> _What is required_: Copy every line of the following data that includes the string "mail".

════════════════════

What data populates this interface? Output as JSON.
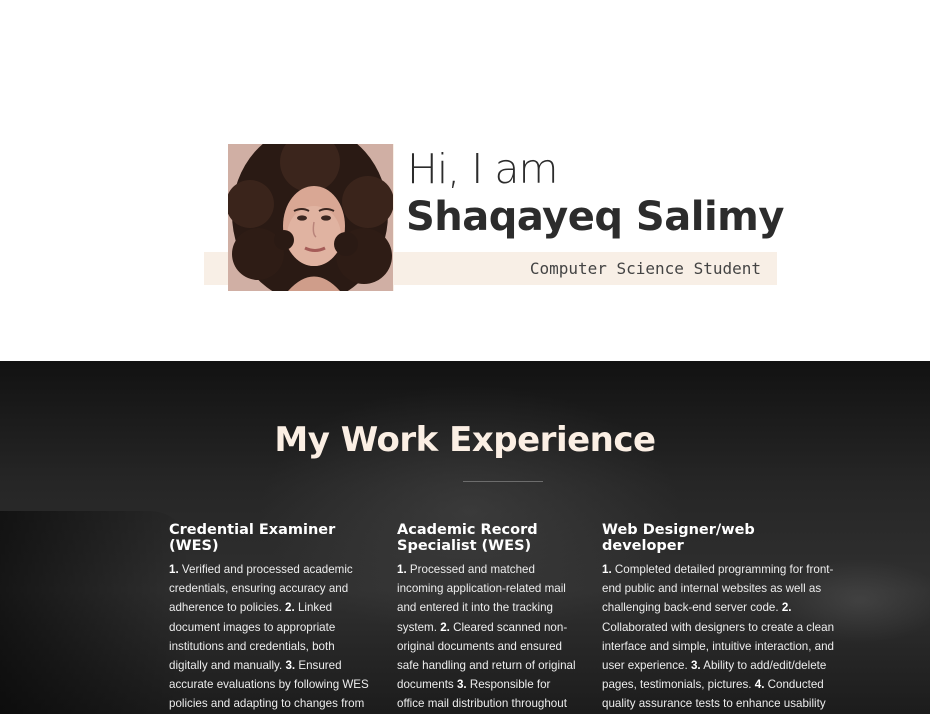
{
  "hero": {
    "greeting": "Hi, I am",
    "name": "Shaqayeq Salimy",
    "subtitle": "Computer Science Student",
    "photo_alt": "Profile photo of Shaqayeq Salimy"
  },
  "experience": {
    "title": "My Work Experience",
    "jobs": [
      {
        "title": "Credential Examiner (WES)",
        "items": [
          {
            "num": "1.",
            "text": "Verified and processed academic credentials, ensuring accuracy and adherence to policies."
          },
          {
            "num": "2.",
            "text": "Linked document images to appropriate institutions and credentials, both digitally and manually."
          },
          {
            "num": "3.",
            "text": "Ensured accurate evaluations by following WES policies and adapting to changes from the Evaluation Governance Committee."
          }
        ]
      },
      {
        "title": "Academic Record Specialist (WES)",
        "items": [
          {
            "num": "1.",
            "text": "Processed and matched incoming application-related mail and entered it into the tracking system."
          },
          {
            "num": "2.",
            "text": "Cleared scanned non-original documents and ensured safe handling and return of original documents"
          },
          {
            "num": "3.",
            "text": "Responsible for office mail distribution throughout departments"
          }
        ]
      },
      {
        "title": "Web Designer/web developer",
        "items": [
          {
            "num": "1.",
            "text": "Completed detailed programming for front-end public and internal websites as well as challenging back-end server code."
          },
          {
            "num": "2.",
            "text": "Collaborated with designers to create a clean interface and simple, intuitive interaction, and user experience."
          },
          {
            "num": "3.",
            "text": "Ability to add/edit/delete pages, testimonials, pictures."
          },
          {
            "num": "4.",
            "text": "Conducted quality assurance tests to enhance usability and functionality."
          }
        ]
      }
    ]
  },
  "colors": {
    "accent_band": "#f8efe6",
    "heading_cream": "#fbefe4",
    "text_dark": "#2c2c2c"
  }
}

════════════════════

> _Result_:
            "text": "Processed and matched incoming application-related mail and entered it into the tracking system."
            "text": "Responsible for office mail distribution throughout departments"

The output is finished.